Objective To compare differences in functional brain activity between tremor- and nontremor-dominant subtypes of Parkinson disease (PD) using functional magnetic resonance imaging.
Design In our study, patients with tremor-dominant PD and those with nontremor-dominant PD performed a grip task, and the results obtained were compared using voxelwise analysis. Areas of the brain that were significantly different were then examined using a region-of-interest analysis to compare these patients with healthy controls. Voxel-based morphometry was used to determine macroscopic differences in gray and white matter volume between patient groups.
Setting University-affiliated research institution.
Participants A total of 20 drug-naive patients with PD (10 with tremor-dominant PD and 10 with nontremor-dominant PD) and a total of 20 healthy controls.
Main Outcome Measures Blood oxygenation level–dependent activation and percent signal change.
Results Robust findings across both voxelwise and region-of-interest analyses showed that, compared with patients with tremor-dominant PD, patients with nontremor-dominant PD had reduced activation in the ipsilateral dorsolateral prefrontal cortex, the globus pallidus interna, and the globus pallidus externa. Region-of-interest analyses confirmed that patients with nontremor-dominant PD had reduced activity in the ipsilateral dorsolateral prefrontal cortex, the globus pallidus interna, and the globus pallidus externa compared with patients with tremor-dominant PD and healthy controls. Patients with tremor-dominant PD had increased activity in the contralateral dorsolateral prefrontal cortex compared with patients with nontremor-dominant PD and healthy controls.
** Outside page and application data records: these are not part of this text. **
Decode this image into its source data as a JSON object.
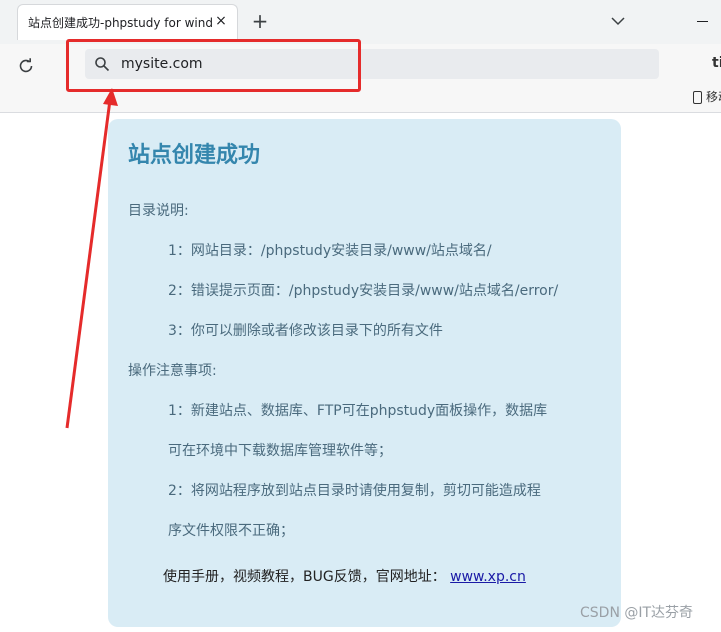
{
  "browser": {
    "tab_title": "站点创建成功-phpstudy for windows",
    "tab_close": "×",
    "new_tab": "+",
    "url": "mysite.com",
    "bookmark_label": "移动"
  },
  "page": {
    "heading": "站点创建成功",
    "dir_title": "目录说明:",
    "dir_items": [
      "1：网站目录：/phpstudy安装目录/www/站点域名/",
      "2：错误提示页面：/phpstudy安装目录/www/站点域名/error/",
      "3：你可以删除或者修改该目录下的所有文件"
    ],
    "ops_title": "操作注意事项:",
    "ops_lines": [
      "1：新建站点、数据库、FTP可在phpstudy面板操作，数据库",
      "可在环境中下载数据库管理软件等；",
      "2：将网站程序放到站点目录时请使用复制，剪切可能造成程",
      "序文件权限不正确；"
    ],
    "footer_text": "使用手册，视频教程，BUG反馈，官网地址：",
    "footer_link": "www.xp.cn"
  },
  "watermark": "CSDN @IT达芬奇",
  "colors": {
    "card_bg": "#d9ecf5",
    "heading": "#3486ad",
    "highlight": "#e52b2b"
  }
}
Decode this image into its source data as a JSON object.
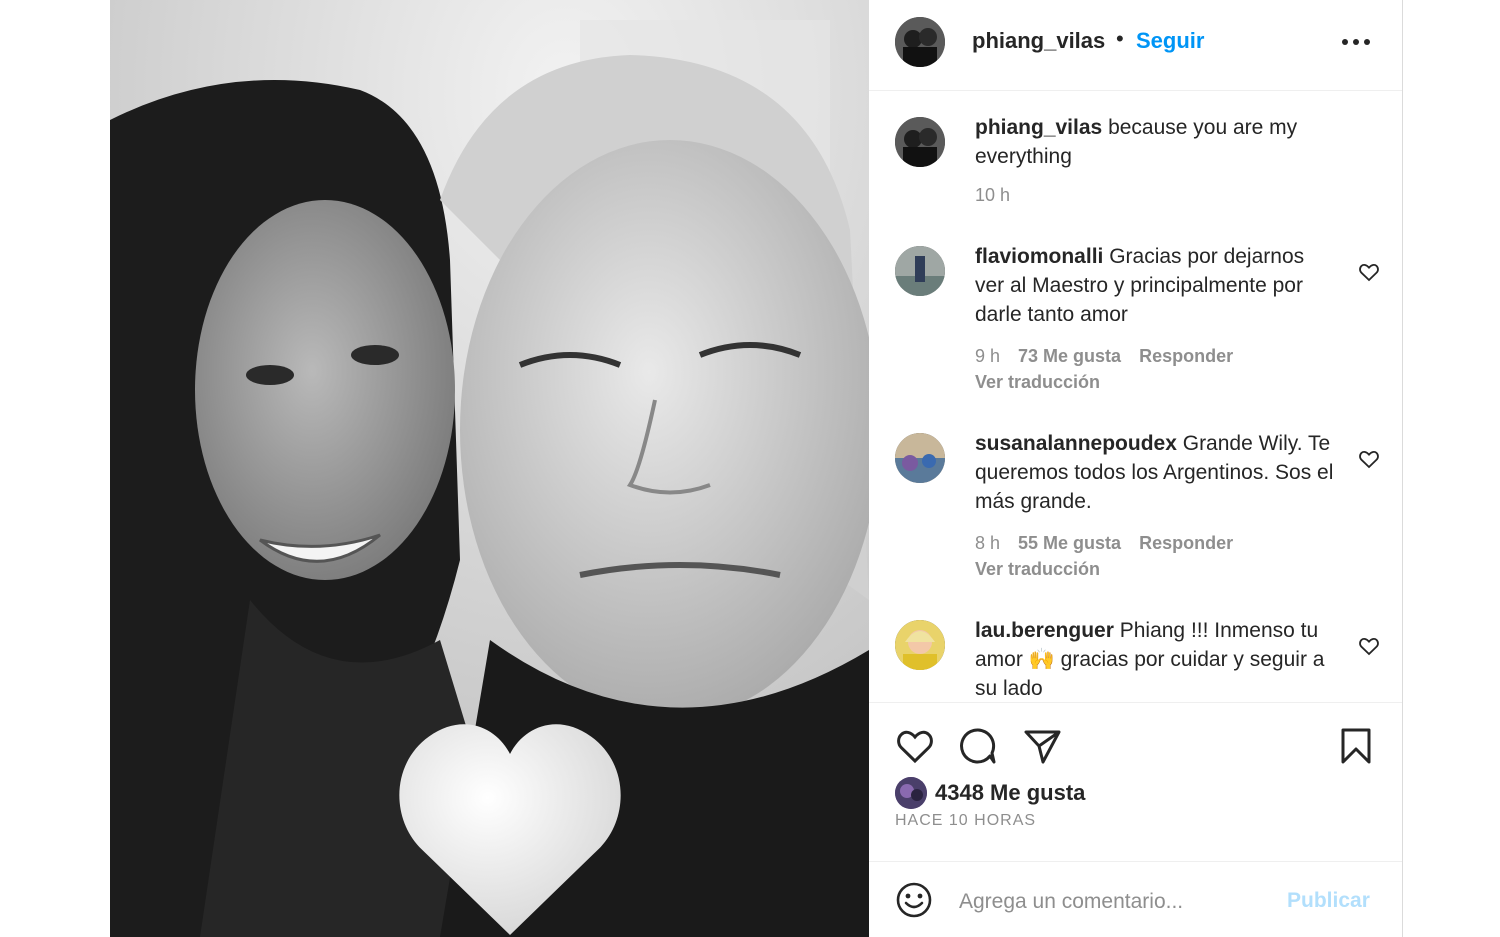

These results could not be explained by differences in gray or white matter volume.
Conclusions Reduced brain activity occurs in the prefrontal cortex and globus pallidus of patients with nontremor-dominant PD compared with both patients with tremor-dominant PD and healthy controls, which suggests that functional magnetic resonance imaging is a promising technique to understand differences in brain activation between subtypes of PD.